Neely Bruce, professor of music, directed The Mitchell College Singers & Friends Oct. 20 in New London, Conn. The Mitchell College Singers performed The Bill of Rights: Ten Amendments in Eight Motets, one of the more notable musical works created within Connecticut in the past decade. This unique program was presented in New London’s historic Pequot Chapel. Prior to the concert, Bruce spoke on “Why I Set the Bill of Rights to Music,” and led a recitation of the Preamble to the Bill of Rights.
This was the fourth complete performance of The Bill of Rights. The song’s premiere was at Wesleyan in 2005. More information on Bruce and the Bill of Rights event are posted in the Oct. 8 edition of the Wesleyan Connection, online here.
Tsampikos Kottos, assistant professor of physics, and physics and mathematics major Gim Seng Ng ’08 are co-authors of “Avalanches of Bose-Einstein condensates in leaking optical lattices,” published in New Journal of Physics, 11, 073045 in 2009. The paper is about novel properties of Bose-Einstein condensates (ultra-cold atoms) in open systems.

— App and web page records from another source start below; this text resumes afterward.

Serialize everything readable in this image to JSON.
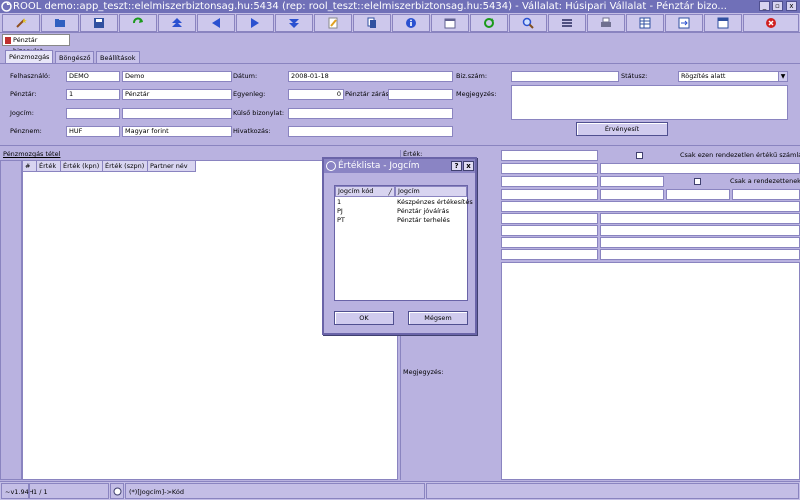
{
  "window": {
    "title": "ROOL demo::app_teszt::elelmiszerbiztonsag.hu:5434 (rep: rool_teszt::elelmiszerbiztonsag.hu:5434) - Vállalat: Húsipari Vállalat - Pénztár bizo...",
    "controls": [
      "_",
      "▫",
      "x"
    ]
  },
  "toolbar": {
    "icons": [
      "wand-icon",
      "open-folder-icon",
      "save-icon",
      "refresh-icon",
      "first-record-icon",
      "previous-record-icon",
      "next-record-icon",
      "last-record-icon",
      "edit-pencil-icon",
      "copy-icon",
      "info-icon",
      "calendar-icon",
      "sync-icon",
      "search-icon",
      "list-icon",
      "print-icon",
      "table-icon",
      "export-icon",
      "window-icon",
      "close-circle-icon"
    ],
    "colors": {
      "green": "#1a9a1a",
      "blue": "#2a50d0",
      "red": "#d02020",
      "yellow": "#e0c020"
    }
  },
  "doc_tab": {
    "label": "Pénztár bizonylat"
  },
  "tabs": [
    {
      "label": "Pénzmozgás"
    },
    {
      "label": "Böngésző"
    },
    {
      "label": "Beállítások"
    }
  ],
  "form": {
    "felhasznalo": {
      "label": "Felhasználó:",
      "code": "DEMO",
      "name": "Demo"
    },
    "penztar": {
      "label": "Pénztár:",
      "code": "1",
      "name": "Pénztár"
    },
    "jogcim": {
      "label": "Jogcím:",
      "code": "",
      "name": ""
    },
    "penznem": {
      "label": "Pénznem:",
      "code": "HUF",
      "name": "Magyar forint"
    },
    "datum": {
      "label": "Dátum:",
      "value": "2008-01-18"
    },
    "egyenleg": {
      "label": "Egyenleg:",
      "value": "0"
    },
    "penztar_zaras": {
      "label": "Pénztár zárás:",
      "value": ""
    },
    "kulso_bizonylat": {
      "label": "Külső bizonylat:",
      "value": ""
    },
    "hivatkozas": {
      "label": "Hivatkozás:",
      "value": ""
    },
    "biz_szam": {
      "label": "Biz.szám:",
      "value": ""
    },
    "megjegyzes": {
      "label": "Megjegyzés:",
      "value": ""
    },
    "statusz": {
      "label": "Státusz:",
      "value": "Rögzítés alatt"
    },
    "ervenyesit": "Érvényesít"
  },
  "movement": {
    "title": "Pénzmozgás tétel",
    "columns": [
      "#",
      "Érték",
      "Érték (kpn)",
      "Érték (szpn)",
      "Partner név"
    ]
  },
  "right": {
    "ertek_label": "Érték:",
    "chk1_label": "Csak ezen rendezetlen értékű számlák?",
    "chk2_label": "Csak a rendezettenek?",
    "megjegyzes_label": "Megjegyzés:"
  },
  "dialog": {
    "title": "Értéklista - Jogcím",
    "help": "?",
    "close": "x",
    "columns": [
      "Jogcím kód",
      "Jogcím"
    ],
    "rows": [
      {
        "code": "1",
        "name": "Készpénzes értékesítés"
      },
      {
        "code": "PJ",
        "name": "Pénztár jóváírás"
      },
      {
        "code": "PT",
        "name": "Pénztár terhelés"
      }
    ],
    "ok": "OK",
    "cancel": "Mégsem"
  },
  "statusbar": {
    "version": "~v1.94H",
    "position": "1 / 1",
    "hint": "(*)[Jogcím]->Kód"
  }
}
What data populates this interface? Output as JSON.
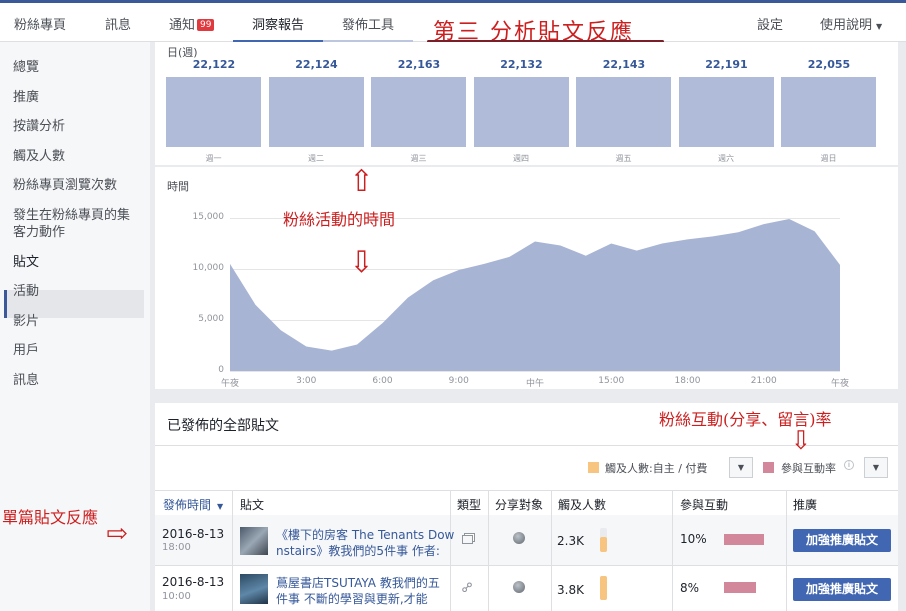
{
  "nav": {
    "fans_page": "粉絲專頁",
    "messages": "訊息",
    "notifications": "通知",
    "notif_badge": "99",
    "insights": "洞察報告",
    "publishing_tools": "發佈工具",
    "settings": "設定",
    "help": "使用說明",
    "help_caret": "▼"
  },
  "annotations": {
    "analyze_posts": "第三 分析貼文反應",
    "fan_activity_time": "粉絲活動的時間",
    "engagement_rate": "粉絲互動(分享、留言)率",
    "single_post": "單篇貼文反應",
    "arrow_right": "⇨",
    "arrow_up": "⇧",
    "arrow_down": "⇩"
  },
  "sidebar": {
    "items": [
      "總覽",
      "推廣",
      "按讚分析",
      "觸及人數",
      "粉絲專頁瀏覽次數",
      "發生在粉絲專頁的集客力動作",
      "貼文",
      "活動",
      "影片",
      "用戶",
      "訊息"
    ]
  },
  "days": {
    "title": "日(週)",
    "values": [
      "22,122",
      "22,124",
      "22,163",
      "22,132",
      "22,143",
      "22,191",
      "22,055"
    ],
    "labels": [
      "週一",
      "週二",
      "週三",
      "週四",
      "週五",
      "週六",
      "週日"
    ]
  },
  "chart_data": {
    "type": "area",
    "title": "時間",
    "xlabel": "",
    "ylabel": "",
    "x_ticks": [
      "午夜",
      "3:00",
      "6:00",
      "9:00",
      "中午",
      "15:00",
      "18:00",
      "21:00",
      "午夜"
    ],
    "y_ticks": [
      "15,000",
      "10,000",
      "5,000",
      "0"
    ],
    "ylim": [
      0,
      17000
    ],
    "x": [
      0,
      1,
      2,
      3,
      4,
      5,
      6,
      7,
      8,
      9,
      10,
      11,
      12,
      13,
      14,
      15,
      16,
      17,
      18,
      19,
      20,
      21,
      22,
      23
    ],
    "values": [
      10500,
      6500,
      4000,
      2400,
      2000,
      2600,
      4700,
      7200,
      8900,
      9900,
      10500,
      11200,
      12700,
      12300,
      11300,
      12500,
      11800,
      12500,
      12900,
      13200,
      13600,
      14400,
      14900,
      13700,
      10400
    ],
    "color": "#a8b4d4"
  },
  "posts": {
    "title": "已發佈的全部貼文",
    "legend_reach": "觸及人數:自主 / 付費",
    "legend_engagement": "參與互動率",
    "reach_color": "#f7c57f",
    "engagement_color": "#d3879b",
    "headers": {
      "published": "發佈時間",
      "post": "貼文",
      "type": "類型",
      "targeting": "分享對象",
      "reach": "觸及人數",
      "engagement": "參與互動",
      "promote": "推廣"
    },
    "rows": [
      {
        "date": "2016-8-13",
        "time": "18:00",
        "text_line1": "《樓下的房客 The Tenants Dow",
        "text_line2": "nstairs》教我們的5件事 作者:",
        "reach": "2.3K",
        "reach_fraction": 0.62,
        "engagement": "10%",
        "engagement_fraction": 1.0,
        "button": "加強推廣貼文"
      },
      {
        "date": "2016-8-13",
        "time": "10:00",
        "text_line1": "蔦屋書店TSUTAYA 教我們的五",
        "text_line2": "件事 不斷的學習與更新,才能",
        "reach": "3.8K",
        "reach_fraction": 1.0,
        "engagement": "8%",
        "engagement_fraction": 0.8,
        "button": "加強推廣貼文"
      }
    ]
  }
}
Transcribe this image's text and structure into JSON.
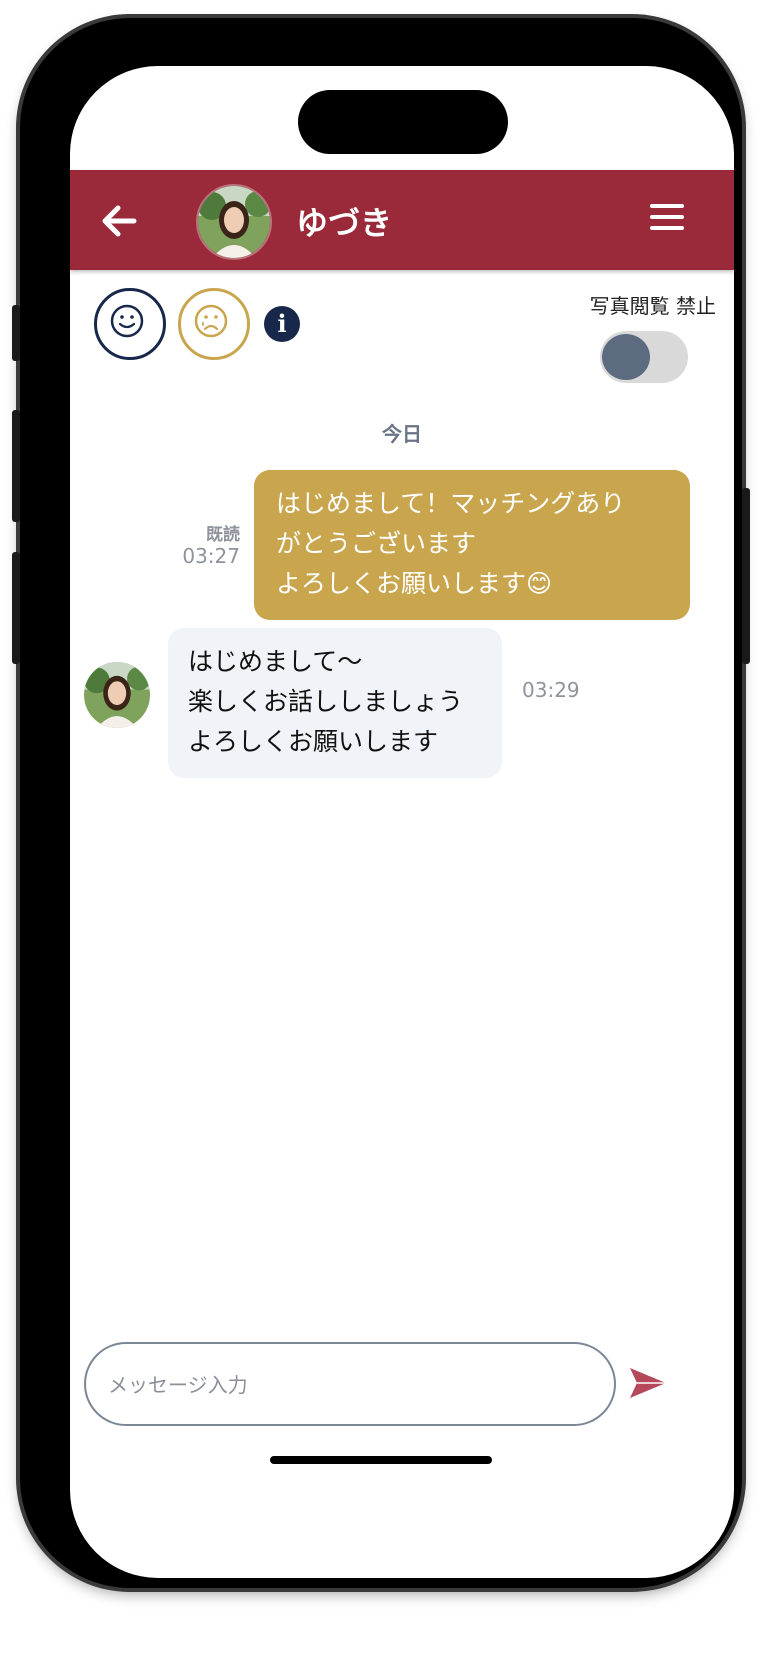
{
  "header": {
    "contact_name": "ゆづき",
    "back_icon": "arrow-left-icon",
    "menu_icon": "hamburger-menu-icon",
    "color": "#9a2a3a"
  },
  "toolbar": {
    "smile_icon": "smile-face-icon",
    "sad_icon": "sad-face-icon",
    "info_label": "i",
    "photo_view_label": "写真閲覧 禁止",
    "photo_toggle_on": false
  },
  "chat": {
    "date_separator": "今日",
    "messages": [
      {
        "direction": "outgoing",
        "lines": [
          "はじめまして！マッチングあり",
          "がとうございます",
          "よろしくお願いします😊"
        ],
        "status": "既読",
        "time": "03:27"
      },
      {
        "direction": "incoming",
        "lines": [
          "はじめまして〜",
          "楽しくお話ししましょう",
          "よろしくお願いします"
        ],
        "time": "03:29"
      }
    ]
  },
  "composer": {
    "placeholder": "メッセージ入力",
    "value": "",
    "send_icon": "send-icon"
  },
  "colors": {
    "accent": "#9a2a3a",
    "gold": "#c9a64e",
    "navy": "#17284a"
  }
}
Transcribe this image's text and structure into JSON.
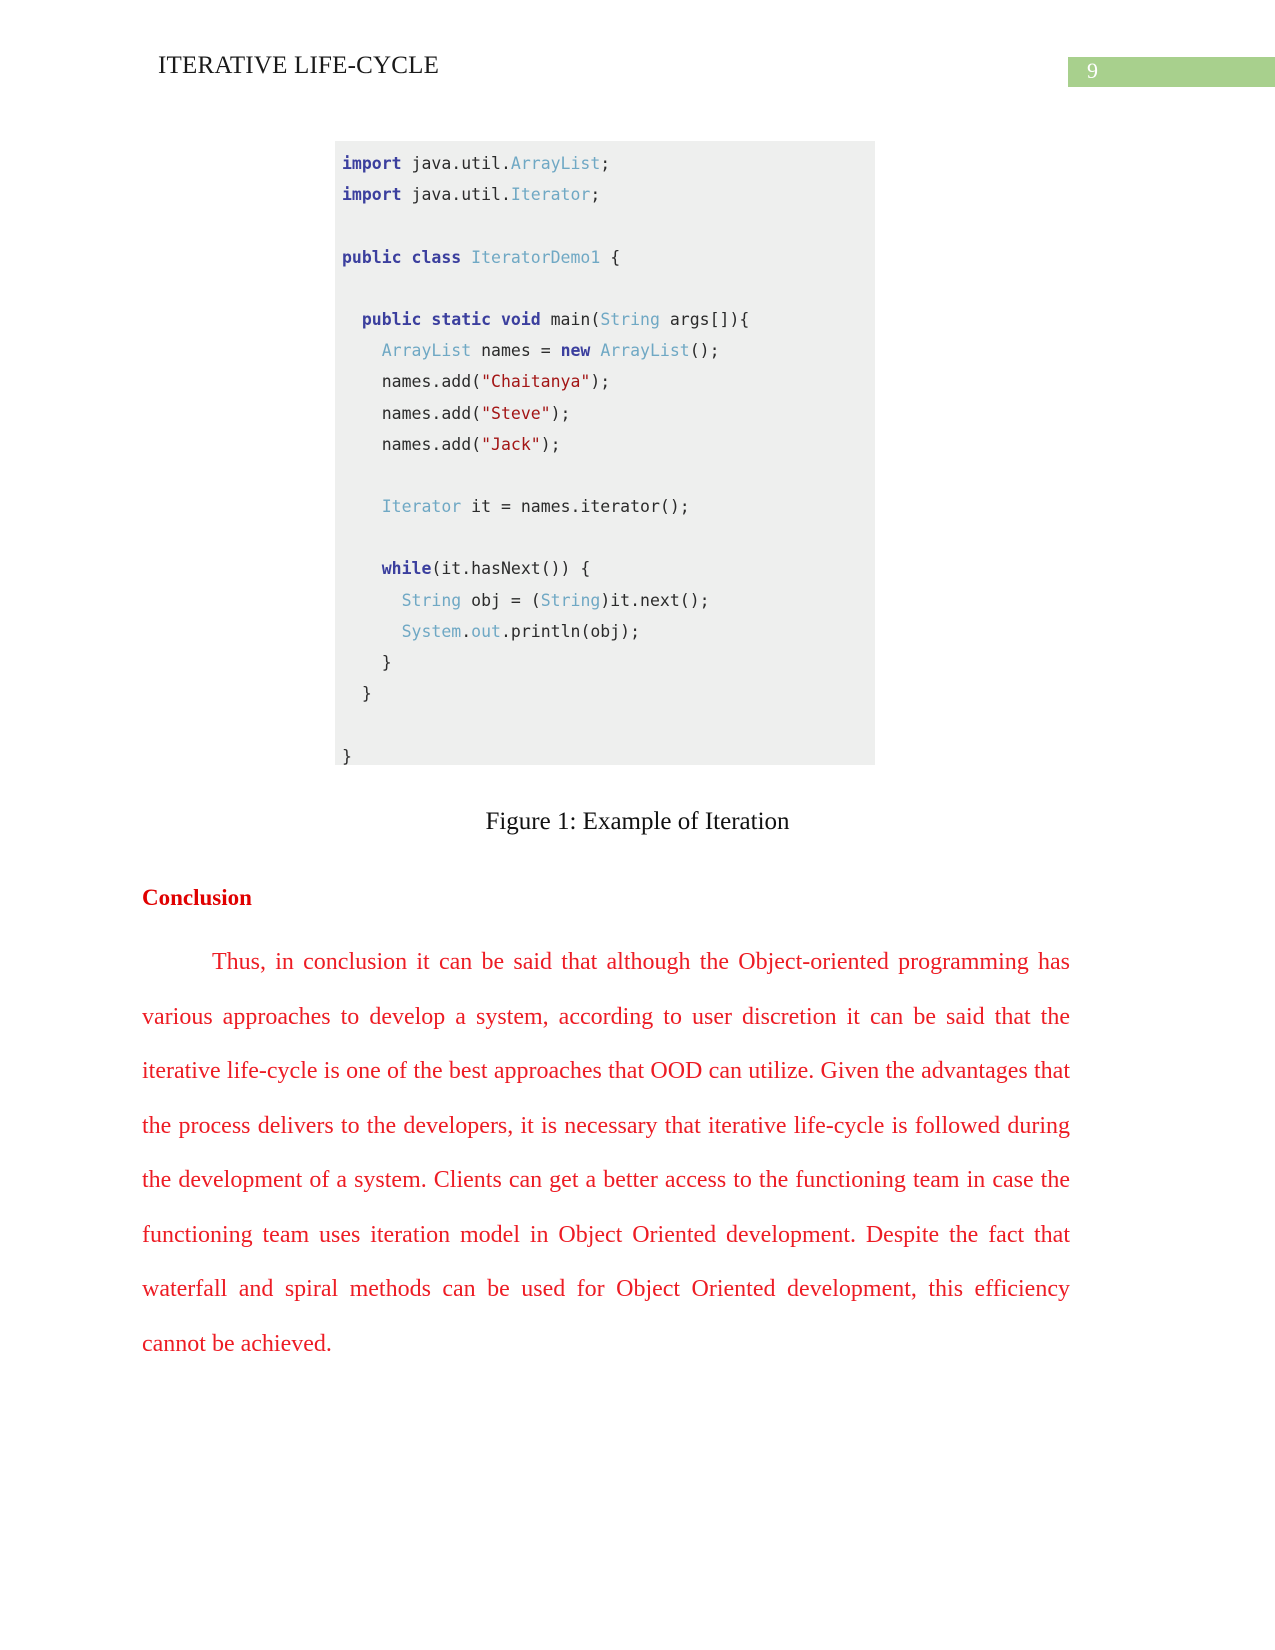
{
  "header": {
    "title": "ITERATIVE LIFE-CYCLE",
    "page_number": "9",
    "badge_color": "#a8d08d"
  },
  "figure": {
    "caption": "Figure 1: Example of Iteration",
    "background_color": "#eeefee",
    "language": "java",
    "code_lines": [
      [
        {
          "t": "import",
          "c": "kw"
        },
        {
          "t": " java.util.",
          "c": "plain"
        },
        {
          "t": "ArrayList",
          "c": "typ"
        },
        {
          "t": ";",
          "c": "punc"
        }
      ],
      [
        {
          "t": "import",
          "c": "kw"
        },
        {
          "t": " java.util.",
          "c": "plain"
        },
        {
          "t": "Iterator",
          "c": "typ"
        },
        {
          "t": ";",
          "c": "punc"
        }
      ],
      [],
      [
        {
          "t": "public class ",
          "c": "kw"
        },
        {
          "t": "IteratorDemo1",
          "c": "typ"
        },
        {
          "t": " {",
          "c": "punc"
        }
      ],
      [],
      [
        {
          "t": "  ",
          "c": "plain"
        },
        {
          "t": "public static void ",
          "c": "kw"
        },
        {
          "t": "main",
          "c": "plain"
        },
        {
          "t": "(",
          "c": "punc"
        },
        {
          "t": "String",
          "c": "typ"
        },
        {
          "t": " args[]){",
          "c": "plain"
        }
      ],
      [
        {
          "t": "    ",
          "c": "plain"
        },
        {
          "t": "ArrayList",
          "c": "typ"
        },
        {
          "t": " names = ",
          "c": "plain"
        },
        {
          "t": "new",
          "c": "kw"
        },
        {
          "t": " ",
          "c": "plain"
        },
        {
          "t": "ArrayList",
          "c": "typ"
        },
        {
          "t": "();",
          "c": "punc"
        }
      ],
      [
        {
          "t": "    names.add(",
          "c": "plain"
        },
        {
          "t": "\"Chaitanya\"",
          "c": "str"
        },
        {
          "t": ");",
          "c": "punc"
        }
      ],
      [
        {
          "t": "    names.add(",
          "c": "plain"
        },
        {
          "t": "\"Steve\"",
          "c": "str"
        },
        {
          "t": ");",
          "c": "punc"
        }
      ],
      [
        {
          "t": "    names.add(",
          "c": "plain"
        },
        {
          "t": "\"Jack\"",
          "c": "str"
        },
        {
          "t": ");",
          "c": "punc"
        }
      ],
      [],
      [
        {
          "t": "    ",
          "c": "plain"
        },
        {
          "t": "Iterator",
          "c": "typ"
        },
        {
          "t": " it = names.iterator();",
          "c": "plain"
        }
      ],
      [],
      [
        {
          "t": "    ",
          "c": "plain"
        },
        {
          "t": "while",
          "c": "kw"
        },
        {
          "t": "(it.hasNext()) {",
          "c": "plain"
        }
      ],
      [
        {
          "t": "      ",
          "c": "plain"
        },
        {
          "t": "String",
          "c": "typ"
        },
        {
          "t": " obj = (",
          "c": "plain"
        },
        {
          "t": "String",
          "c": "typ"
        },
        {
          "t": ")it.next();",
          "c": "plain"
        }
      ],
      [
        {
          "t": "      ",
          "c": "plain"
        },
        {
          "t": "System",
          "c": "typ"
        },
        {
          "t": ".",
          "c": "punc"
        },
        {
          "t": "out",
          "c": "typ"
        },
        {
          "t": ".println(obj);",
          "c": "plain"
        }
      ],
      [
        {
          "t": "    }",
          "c": "punc"
        }
      ],
      [
        {
          "t": "  }",
          "c": "punc"
        }
      ],
      [],
      [
        {
          "t": "}",
          "c": "punc"
        }
      ]
    ]
  },
  "conclusion": {
    "heading": "Conclusion",
    "heading_color": "#e00000",
    "body_color": "#ed1c24",
    "body": "Thus, in conclusion it can be said that although the Object-oriented programming has various approaches to develop a system, according to user discretion it can be said that the iterative life-cycle is one of the best approaches that OOD can utilize. Given the advantages that the process delivers to the developers, it is necessary that iterative life-cycle is followed during the development of a system. Clients can get a better access to the functioning team in case the functioning team uses iteration model in Object Oriented development. Despite the fact that waterfall and spiral methods can be used for Object Oriented development, this efficiency cannot be achieved."
  }
}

This project constituted a large part of Ng’s senior honors thesis in physics.
A book published by Wesleyan University Press is a 2009 National Book Award Finalist in the poetry category.
Versed, by Rae Armantrout, offers readers an expanded view of the arc of the author’s writing. The poems in the first section, “Versed,” play with vice and versa, the perversity of human consciousness. They flirt with error and delusion, skating on a thin ice that inevitably cracks. In the second section, “Dark Matter,” the invisible and unknowable are confronted directly as Armantrout’s experience with cancer marks these poems with a new austerity shot through with her signature wit and stark unsentimental thinking.
Together, the poems of Versed part us from our assumptions about reality, revealing the gaps and fissures in our emotional and linguistic constructs, showing us ourselves where we are most exposed.
Rae Armantrout is a professor of writing and literature at the University of California, San Diego.